Slain Chicago police Officer Luis Huesca mourned at visitation: ‘An attack on the entire community’

Rays of sunlight filtered through the clouds Sunday evening as firefighters​ and police officers filed into the Blake-Lamb Funeral Home in Oak Lawn. Inside, they joined family and friends grieving Chicago police Officer Luis Huesca.​

As cars drove down the busy street, they slowed ​when passing a U.S. flag fluttering from a firetruck ladder. Drivers and passengers rolled their windows down to look at a sign ​bearing a photo of a smiling Huesca, his name, badge number and last watch: April 21, 2024.

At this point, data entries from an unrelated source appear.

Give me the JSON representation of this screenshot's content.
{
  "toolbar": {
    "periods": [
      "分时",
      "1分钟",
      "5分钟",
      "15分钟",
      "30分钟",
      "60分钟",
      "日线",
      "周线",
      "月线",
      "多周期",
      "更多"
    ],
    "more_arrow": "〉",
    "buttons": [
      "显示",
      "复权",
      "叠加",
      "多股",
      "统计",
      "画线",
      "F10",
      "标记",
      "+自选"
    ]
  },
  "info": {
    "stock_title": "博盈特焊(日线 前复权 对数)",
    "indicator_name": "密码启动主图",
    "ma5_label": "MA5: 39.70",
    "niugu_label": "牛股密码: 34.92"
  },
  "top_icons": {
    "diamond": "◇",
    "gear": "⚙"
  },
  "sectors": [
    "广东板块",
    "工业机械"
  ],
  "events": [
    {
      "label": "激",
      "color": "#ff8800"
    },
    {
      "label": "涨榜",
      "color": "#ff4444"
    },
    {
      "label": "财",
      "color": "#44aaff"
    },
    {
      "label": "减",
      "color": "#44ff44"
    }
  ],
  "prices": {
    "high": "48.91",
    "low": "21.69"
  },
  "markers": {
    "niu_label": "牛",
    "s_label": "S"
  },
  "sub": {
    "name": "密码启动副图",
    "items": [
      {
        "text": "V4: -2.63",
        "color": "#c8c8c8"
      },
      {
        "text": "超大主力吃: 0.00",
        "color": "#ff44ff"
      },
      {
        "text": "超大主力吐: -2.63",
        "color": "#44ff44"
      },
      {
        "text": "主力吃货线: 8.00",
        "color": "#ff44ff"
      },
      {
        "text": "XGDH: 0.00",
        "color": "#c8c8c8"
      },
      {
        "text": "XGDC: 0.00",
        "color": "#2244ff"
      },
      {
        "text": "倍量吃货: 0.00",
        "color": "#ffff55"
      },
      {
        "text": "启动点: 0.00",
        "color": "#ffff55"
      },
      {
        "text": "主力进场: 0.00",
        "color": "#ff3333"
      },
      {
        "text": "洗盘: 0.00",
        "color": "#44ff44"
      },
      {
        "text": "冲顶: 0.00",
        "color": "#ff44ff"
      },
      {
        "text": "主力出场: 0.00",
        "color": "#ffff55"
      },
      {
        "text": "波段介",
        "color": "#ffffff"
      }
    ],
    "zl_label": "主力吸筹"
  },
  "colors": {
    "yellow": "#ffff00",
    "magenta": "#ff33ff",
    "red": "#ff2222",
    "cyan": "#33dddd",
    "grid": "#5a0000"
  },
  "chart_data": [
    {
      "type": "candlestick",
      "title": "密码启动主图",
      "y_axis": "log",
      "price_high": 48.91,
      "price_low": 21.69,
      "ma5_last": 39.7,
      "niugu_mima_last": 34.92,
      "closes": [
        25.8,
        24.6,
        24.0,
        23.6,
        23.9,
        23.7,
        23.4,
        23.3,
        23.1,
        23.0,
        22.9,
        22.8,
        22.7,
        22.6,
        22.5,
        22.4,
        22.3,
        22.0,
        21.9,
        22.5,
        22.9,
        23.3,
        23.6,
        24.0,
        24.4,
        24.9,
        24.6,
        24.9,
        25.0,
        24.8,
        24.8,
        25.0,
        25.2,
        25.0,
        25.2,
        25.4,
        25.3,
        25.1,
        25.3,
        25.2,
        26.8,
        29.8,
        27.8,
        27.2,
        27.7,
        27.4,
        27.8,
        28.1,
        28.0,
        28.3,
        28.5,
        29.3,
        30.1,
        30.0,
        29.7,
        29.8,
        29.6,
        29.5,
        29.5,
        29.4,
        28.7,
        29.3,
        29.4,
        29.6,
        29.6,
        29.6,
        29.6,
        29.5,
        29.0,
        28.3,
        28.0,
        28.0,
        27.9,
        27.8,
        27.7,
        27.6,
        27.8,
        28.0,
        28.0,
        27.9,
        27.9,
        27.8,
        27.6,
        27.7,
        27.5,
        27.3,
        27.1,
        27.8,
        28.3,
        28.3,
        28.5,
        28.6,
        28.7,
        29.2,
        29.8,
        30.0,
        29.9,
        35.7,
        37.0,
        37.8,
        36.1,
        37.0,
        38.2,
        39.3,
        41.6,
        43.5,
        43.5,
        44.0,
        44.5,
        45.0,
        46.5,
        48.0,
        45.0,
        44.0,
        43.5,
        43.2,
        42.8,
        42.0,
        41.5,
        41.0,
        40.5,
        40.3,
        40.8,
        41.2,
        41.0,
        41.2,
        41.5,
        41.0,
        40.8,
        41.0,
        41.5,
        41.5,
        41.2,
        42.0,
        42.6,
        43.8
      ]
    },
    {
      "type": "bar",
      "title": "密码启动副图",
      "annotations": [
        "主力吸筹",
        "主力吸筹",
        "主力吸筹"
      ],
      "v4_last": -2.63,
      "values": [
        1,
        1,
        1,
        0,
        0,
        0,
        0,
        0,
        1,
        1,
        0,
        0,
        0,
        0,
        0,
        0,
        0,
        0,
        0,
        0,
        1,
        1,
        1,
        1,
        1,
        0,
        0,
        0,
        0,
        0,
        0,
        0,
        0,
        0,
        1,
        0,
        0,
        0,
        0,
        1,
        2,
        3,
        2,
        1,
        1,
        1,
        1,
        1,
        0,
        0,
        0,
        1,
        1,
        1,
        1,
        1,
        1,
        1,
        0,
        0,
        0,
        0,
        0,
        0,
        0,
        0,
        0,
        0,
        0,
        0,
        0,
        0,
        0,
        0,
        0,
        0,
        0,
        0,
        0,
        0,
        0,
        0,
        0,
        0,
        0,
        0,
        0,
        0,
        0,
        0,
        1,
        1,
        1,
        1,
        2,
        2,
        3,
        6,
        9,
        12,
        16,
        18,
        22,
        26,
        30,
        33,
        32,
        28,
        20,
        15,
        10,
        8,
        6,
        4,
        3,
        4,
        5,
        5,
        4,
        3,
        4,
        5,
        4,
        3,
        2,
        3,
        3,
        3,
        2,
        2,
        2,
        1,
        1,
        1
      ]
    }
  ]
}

Huesca, 30, was shot and fatally wounded driving home from work in Gage Park while in uniform. Late Friday night, the Chicago Police Department announced a suspect in the case, and a judge signed off on a warrant for the arrest of Xavier Tate Jr.

Huesca’s family spoke Saturday in a video conversation with Chicago’s Fraternal Order of Police.

“April 23 was his birthday, and it was so hard for me,” Edith Huesca said in the video. “For me as a mother, I’m asking for justice. It won’t give us a lot, but it’ll just give us a little relief in our pain.”

Throughout the day, ​hundreds of mourners pa​id their respects at a visitation for the fallen officer. As people streamed into the building early Sunday afternoon, two police officers sat outside the doors on police horses.

Bernice Granado said she was a police officer in Chicago for 10 years and came to Huesca’s visitation Sunday to support his family. “It hurts right here,” Granado said, gesturing to her heart. “I never knew him, but he still feels like family. It hurts.”

Gene Roy, ​a former ​police chief of detectives​ who was with the department for 35 years, said he’s tired of going to funerals and visitations​ and hopes this is the last visitation he’ll have to attend.

“Our hearts go out today to the family, the friends, the coworkers, and ultimately, the entire city,” Roy said. “Because when an officer falls in the line of duty, is murdered senselessly, it’s not just an attack on the officer, but an attack on the entire community we live in.”

Maria Okninski, a medical professional and a Chicago-area resident, also attended Sunday’s services. She said she came because she thinks support for police officers has fallen.

According to Tribune reports, Huesca is the third Chicago police officer to be shot — and the first fatally — this year, a figure Okninski said is “unacceptable and tragic.”

Both Huesca and Officer Aréanah Preston, who was shot and killed as she returned from a late-night shift last May, served in the Calumet (5th) District. Just over a year ago, Huesca eulogized his friend Officer Andrés Vásquez Lasso in a video after Vásquez Lasso was killed in the line of duty.

“This is becoming too frequent, and it’s upsetting,” Okninski said. “The lack of respect nowadays for police officers is just horrible. I just feel so sorry for all the officers for what they’re going through.”

Dan Beazley, a Detroit native, walked up and down the line outside the visitation holding a 10-foot cross. Beazley said he was there hoping to help the family start the healing process.

“These officers put their life on the line every day. I would travel across the country to just about anywhere to support them,” Beazley said. “I hope seeing this cross helps them heal.”

The Chicago Police Memorial Foundation provides support to the families of officers killed or gravely injured while on duty.

Sandra Wortham, the president of the foundation’s executive board, lost her brother, Thomas Wortham, in 2010. She said showing up for events like these can be painful, but she wants people to remember that officers are part of the community​, too.

“The way we’ve lost officers in the past couple of years to me shows us that despite what some people try to say, our officers are part of our community,” Wortham said. “They are falling victim to the same violence that our communities are.”

Thomas Wortham died in front of his home after three people tried to steal his motorcycle. Huesca died close to his home, and his car was missing when police arrived.

Funeral services for Huesca are set to take place at 10 a.m. Monday at St. Rita of Cascia Shrine Chapel in Chicago’s Ashburn neighborhood.